• DATA SUPPLIED:

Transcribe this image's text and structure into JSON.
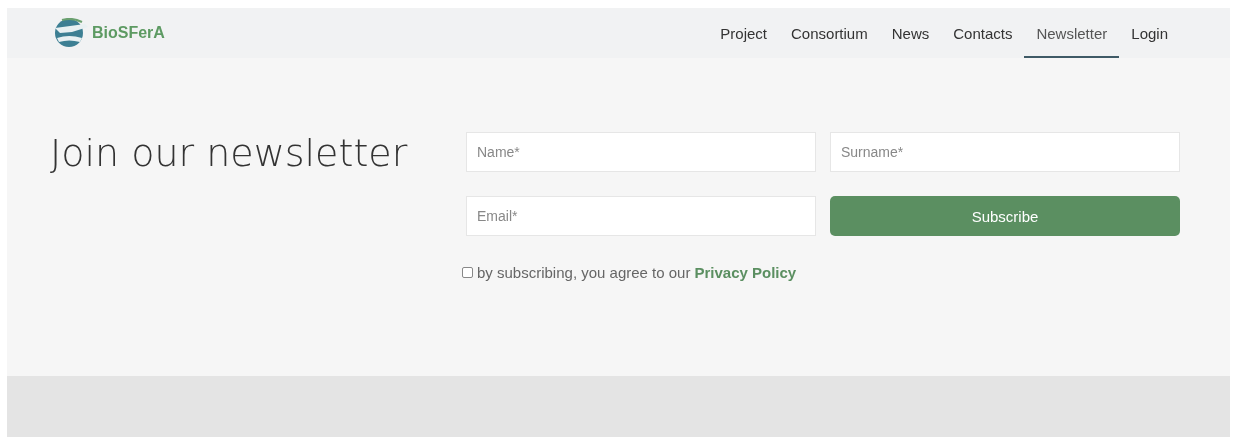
{
  "header": {
    "logo": {
      "name": "BioSFerA"
    },
    "nav": [
      {
        "label": "Project",
        "selected": false
      },
      {
        "label": "Consortium",
        "selected": false
      },
      {
        "label": "News",
        "selected": false
      },
      {
        "label": "Contacts",
        "selected": false
      },
      {
        "label": "Newsletter",
        "selected": true
      },
      {
        "label": "Login",
        "selected": false
      }
    ]
  },
  "newsletter": {
    "title": "Join our newsletter",
    "fields": [
      {
        "placeholder": "Name*"
      },
      {
        "placeholder": "Surname*"
      },
      {
        "placeholder": "Email*"
      }
    ],
    "button": "Subscribe",
    "consent": {
      "checked": false,
      "text": "by subscribing, you agree to our",
      "link": "Privacy Policy"
    }
  }
}
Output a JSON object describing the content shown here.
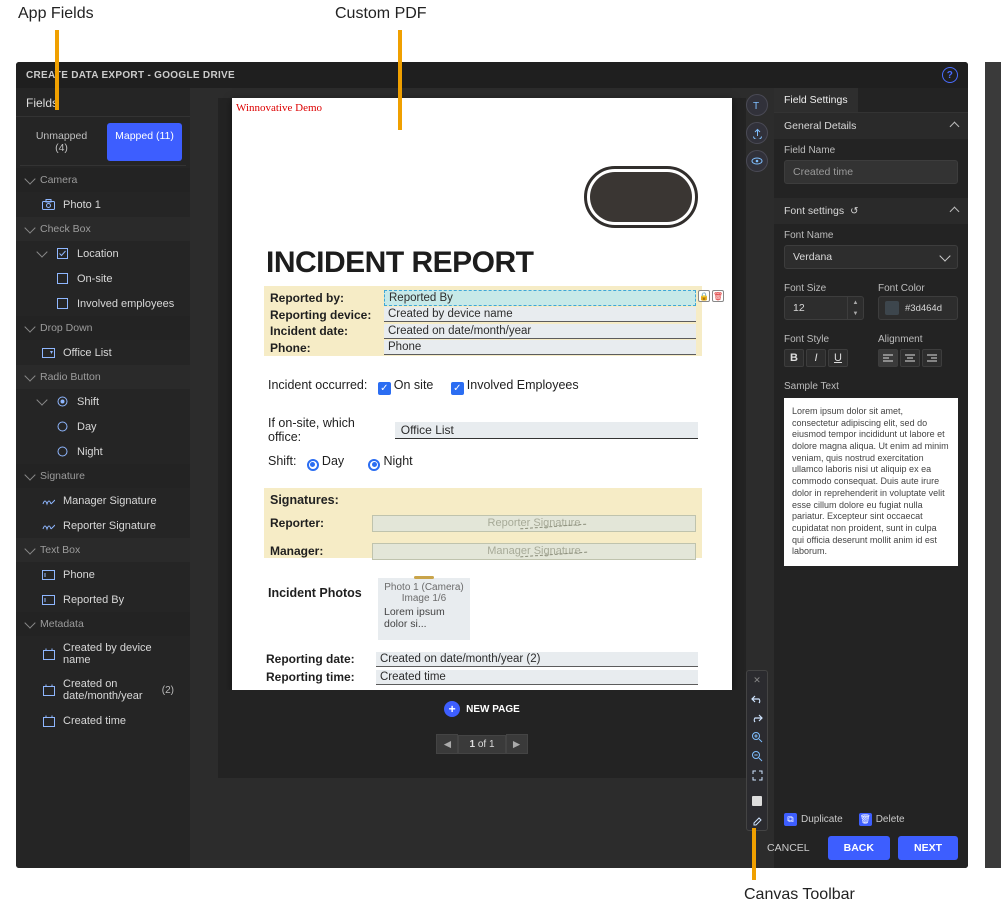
{
  "annotations": {
    "app_fields": "App Fields",
    "custom_pdf": "Custom PDF",
    "canvas_toolbar": "Canvas Toolbar"
  },
  "titlebar": {
    "text": "CREATE DATA EXPORT - GOOGLE DRIVE"
  },
  "sidebar": {
    "heading": "Fields",
    "tabs": {
      "unmapped": "Unmapped (4)",
      "mapped": "Mapped (11)"
    },
    "groups": {
      "camera": {
        "label": "Camera",
        "items": {
          "photo1": "Photo 1"
        }
      },
      "checkbox": {
        "label": "Check Box",
        "location": {
          "label": "Location",
          "onsite": "On-site",
          "involved": "Involved employees"
        }
      },
      "dropdown": {
        "label": "Drop Down",
        "office": "Office List"
      },
      "radio": {
        "label": "Radio Button",
        "shift": {
          "label": "Shift",
          "day": "Day",
          "night": "Night"
        }
      },
      "signature": {
        "label": "Signature",
        "manager": "Manager Signature",
        "reporter": "Reporter Signature"
      },
      "textbox": {
        "label": "Text Box",
        "phone": "Phone",
        "reportedby": "Reported By"
      },
      "metadata": {
        "label": "Metadata",
        "device": "Created by device name",
        "created_on": "Created on date/month/year",
        "created_on_cnt": "(2)",
        "created_time": "Created time"
      }
    }
  },
  "doc": {
    "watermark": "Winnovative Demo",
    "title": "INCIDENT REPORT",
    "rows1": {
      "reported_by_lab": "Reported by:",
      "reported_by_val": "Reported By",
      "device_lab": "Reporting device:",
      "device_val": "Created by device name",
      "incident_date_lab": "Incident date:",
      "incident_date_val": "Created on date/month/year",
      "phone_lab": "Phone:",
      "phone_val": "Phone"
    },
    "occurred": {
      "lab": "Incident occurred:",
      "onsite": "On site",
      "involved": "Involved Employees"
    },
    "office": {
      "lab": "If on-site, which office:",
      "val": "Office List"
    },
    "shift": {
      "lab": "Shift:",
      "day": "Day",
      "night": "Night"
    },
    "sig": {
      "heading": "Signatures:",
      "reporter_lab": "Reporter:",
      "reporter_val": "Reporter Signature",
      "manager_lab": "Manager:",
      "manager_val": "Manager Signature"
    },
    "photos": {
      "lab": "Incident Photos",
      "cap1": "Photo 1 (Camera)",
      "cap2": "Image 1/6",
      "lorem": "Lorem ipsum dolor si..."
    },
    "report2": {
      "date_lab": "Reporting date:",
      "date_val": "Created on date/month/year (2)",
      "time_lab": "Reporting time:",
      "time_val": "Created time"
    },
    "pager": {
      "newpage": "NEW PAGE",
      "pg_a": "1",
      "pg_of": "of",
      "pg_b": "1"
    }
  },
  "rpanel": {
    "tab": "Field Settings",
    "general": "General Details",
    "fieldname_lab": "Field Name",
    "fieldname_val": "Created time",
    "fontset": "Font settings",
    "fontname_lab": "Font Name",
    "fontname_val": "Verdana",
    "fontsize_lab": "Font Size",
    "fontsize_val": "12",
    "fontcolor_lab": "Font Color",
    "fontcolor_val": "#3d464d",
    "fontstyle_lab": "Font Style",
    "alignment_lab": "Alignment",
    "sample_lab": "Sample Text",
    "sample_text": "Lorem ipsum dolor sit amet, consectetur adipiscing elit, sed do eiusmod tempor incididunt ut labore et dolore magna aliqua. Ut enim ad minim veniam, quis nostrud exercitation ullamco laboris nisi ut aliquip ex ea commodo consequat. Duis aute irure dolor in reprehenderit in voluptate velit esse cillum dolore eu fugiat nulla pariatur. Excepteur sint occaecat cupidatat non proident, sunt in culpa qui officia deserunt mollit anim id est laborum.",
    "duplicate": "Duplicate",
    "delete": "Delete",
    "cancel": "CANCEL",
    "back": "BACK",
    "next": "NEXT"
  }
}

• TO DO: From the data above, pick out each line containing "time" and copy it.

• EXERCISE RESULT:
        "created_time": "Created time"
      "time_lab": "Reporting time:",
      "time_val": "Created time"
    "fieldname_val": "Created time",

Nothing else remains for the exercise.